Collected data entries:
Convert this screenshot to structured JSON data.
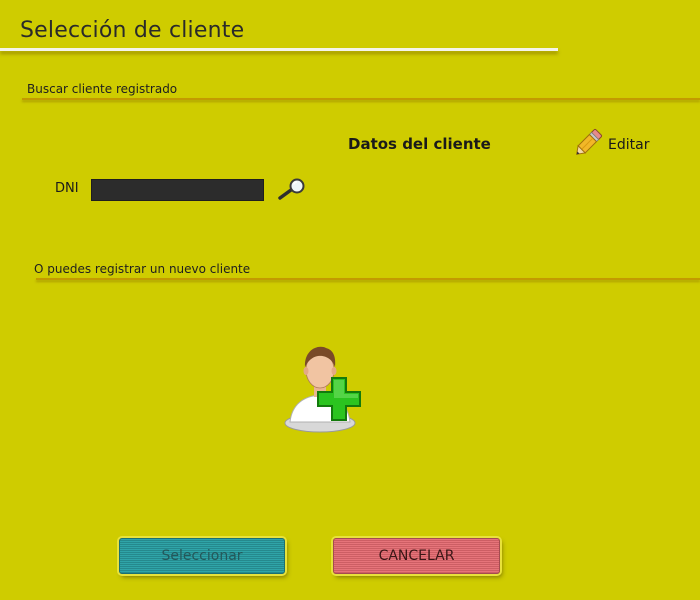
{
  "window": {
    "title": "Selección de cliente"
  },
  "search_section": {
    "heading": "Buscar cliente registrado",
    "client_data_title": "Datos del cliente",
    "edit_label": "Editar",
    "dni_label": "DNI",
    "dni_value": ""
  },
  "register_section": {
    "heading": "O puedes registrar un nuevo cliente"
  },
  "actions": {
    "select_label": "Seleccionar",
    "cancel_label": "CANCELAR"
  },
  "icons": {
    "edit": "pencil-icon",
    "search": "magnifier-icon",
    "new_client": "add-user-icon"
  },
  "colors": {
    "background": "#cfcc00",
    "select_button": "#2fa4a8",
    "cancel_button": "#e6747a"
  }
}
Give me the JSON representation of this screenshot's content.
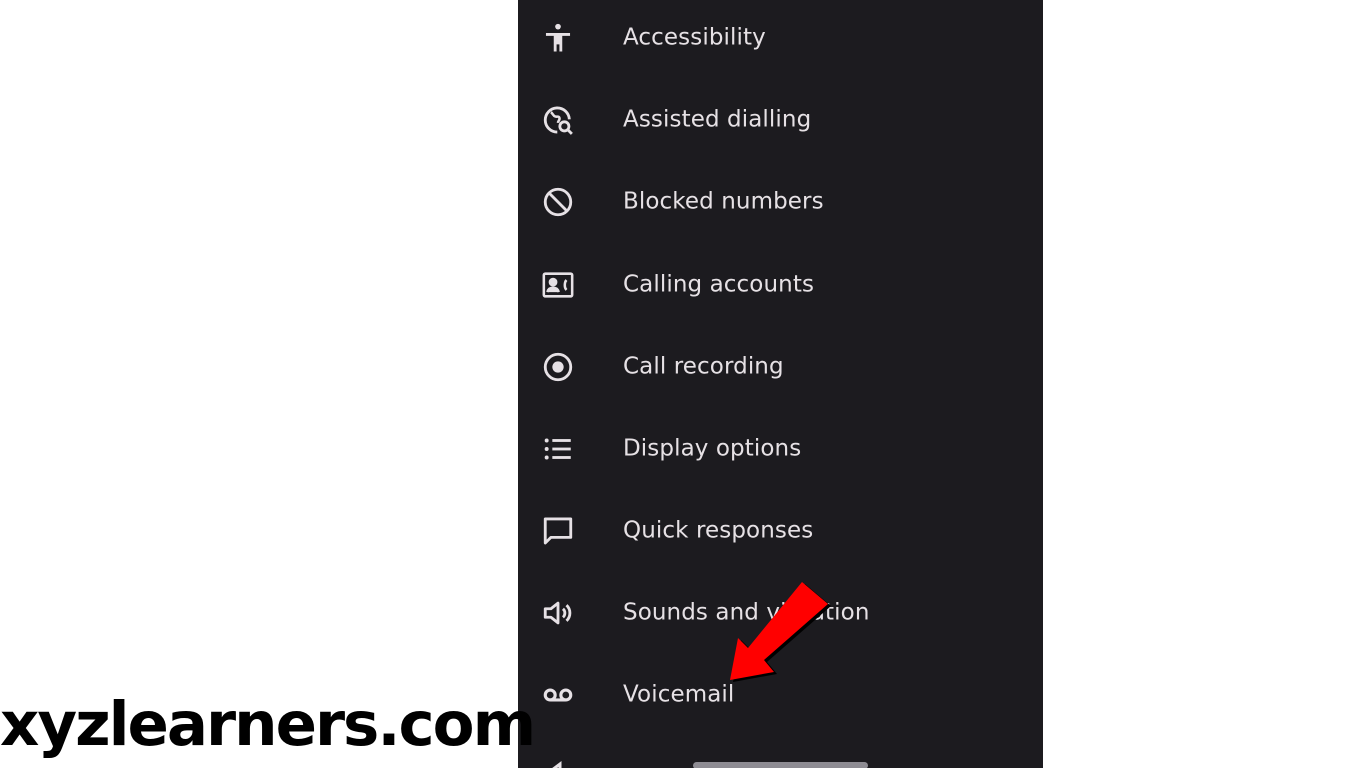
{
  "settings": {
    "items": [
      {
        "label": "Accessibility",
        "icon": "accessibility-icon"
      },
      {
        "label": "Assisted dialling",
        "icon": "assisted-dialling-icon"
      },
      {
        "label": "Blocked numbers",
        "icon": "block-icon"
      },
      {
        "label": "Calling accounts",
        "icon": "contact-phone-icon"
      },
      {
        "label": "Call recording",
        "icon": "record-icon"
      },
      {
        "label": "Display options",
        "icon": "list-icon"
      },
      {
        "label": "Quick responses",
        "icon": "chat-bubble-icon"
      },
      {
        "label": "Sounds and vibration",
        "icon": "volume-icon"
      },
      {
        "label": "Voicemail",
        "icon": "voicemail-icon"
      }
    ]
  },
  "watermark": {
    "text": "xyzlearners.com"
  },
  "colors": {
    "panel_background": "#1c1b1f",
    "text": "#e6e1e5",
    "icon": "#e6e1e5",
    "arrow": "#ff0000",
    "page_background": "#ffffff"
  }
}
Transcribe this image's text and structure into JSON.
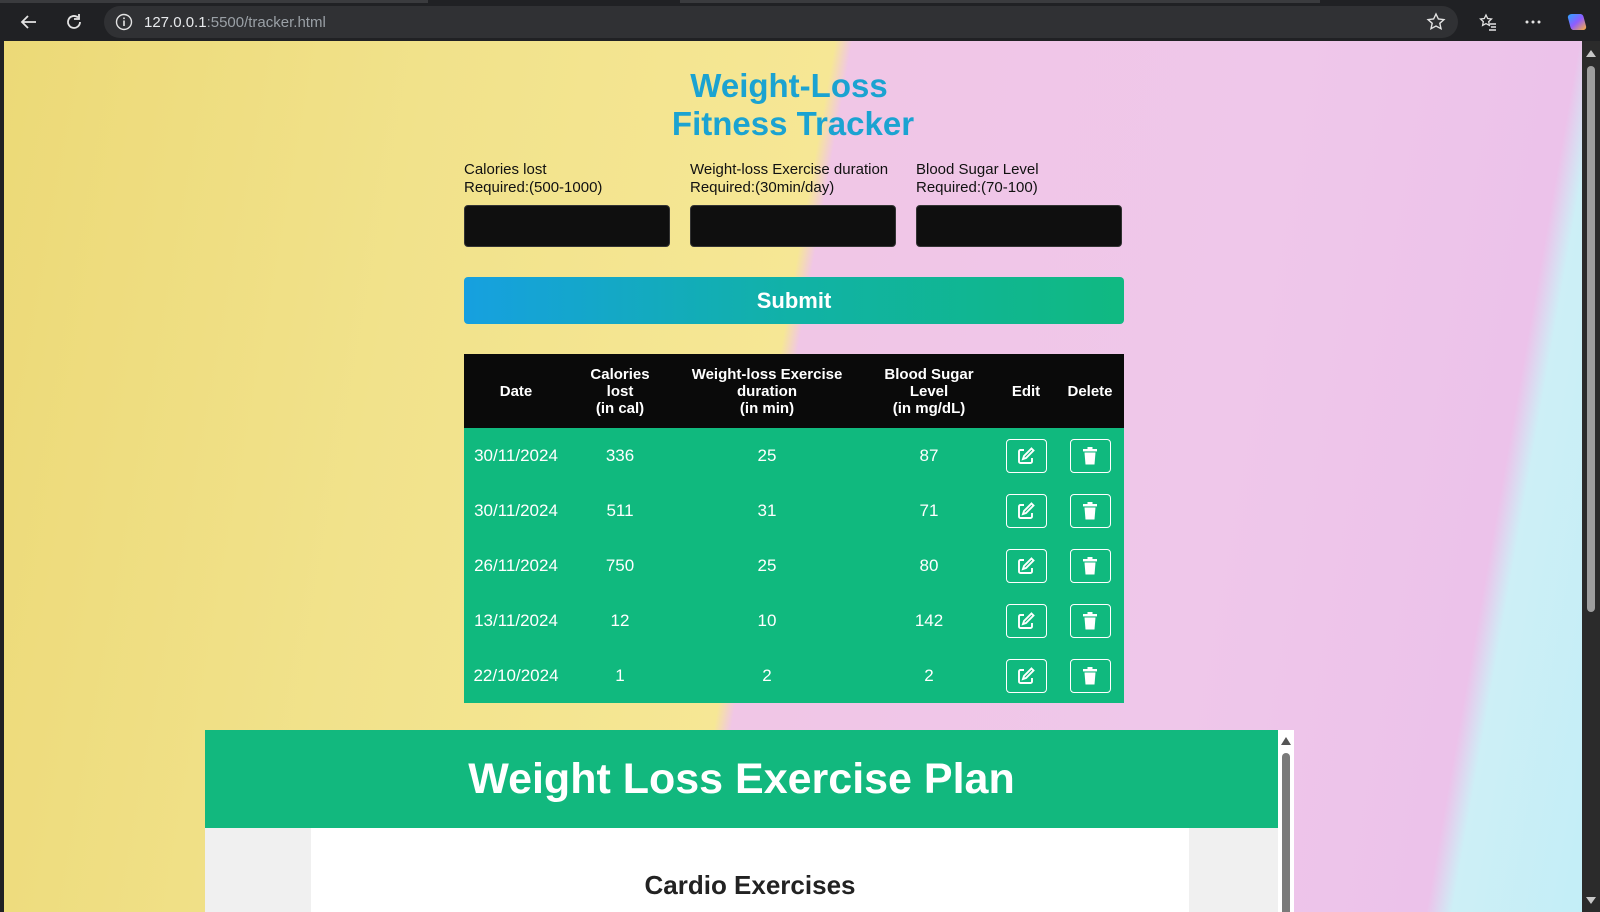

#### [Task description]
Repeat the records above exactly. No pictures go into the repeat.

#### [Task response]
Convert this screenshot to structured JSON data.
{
  "window": {
    "title": "Selección de cliente"
  },
  "search_section": {
    "heading": "Buscar cliente registrado",
    "client_data_title": "Datos del cliente",
    "edit_label": "Editar",
    "dni_label": "DNI",
    "dni_value": ""
  },
  "register_section": {
    "heading": "O puedes registrar un nuevo cliente"
  },
  "actions": {
    "select_label": "Seleccionar",
    "cancel_label": "CANCELAR"
  },
  "icons": {
    "edit": "pencil-icon",
    "search": "magnifier-icon",
    "new_client": "add-user-icon"
  },
  "colors": {
    "background": "#cfcc00",
    "select_button": "#2fa4a8",
    "cancel_button": "#e6747a"
  }
}
Give me the JSON representation of this screenshot's content.
{
  "settings": {
    "items": [
      {
        "label": "Accessibility",
        "icon": "accessibility-icon"
      },
      {
        "label": "Assisted dialling",
        "icon": "assisted-dialling-icon"
      },
      {
        "label": "Blocked numbers",
        "icon": "block-icon"
      },
      {
        "label": "Calling accounts",
        "icon": "contact-phone-icon"
      },
      {
        "label": "Call recording",
        "icon": "record-icon"
      },
      {
        "label": "Display options",
        "icon": "list-icon"
      },
      {
        "label": "Quick responses",
        "icon": "chat-bubble-icon"
      },
      {
        "label": "Sounds and vibration",
        "icon": "volume-icon"
      },
      {
        "label": "Voicemail",
        "icon": "voicemail-icon"
      }
    ]
  },
  "watermark": {
    "text": "xyzlearners.com"
  },
  "colors": {
    "panel_background": "#1c1b1f",
    "text": "#e6e1e5",
    "icon": "#e6e1e5",
    "arrow": "#ff0000",
    "page_background": "#ffffff"
  }
}
Transcribe this image's text and structure into JSON.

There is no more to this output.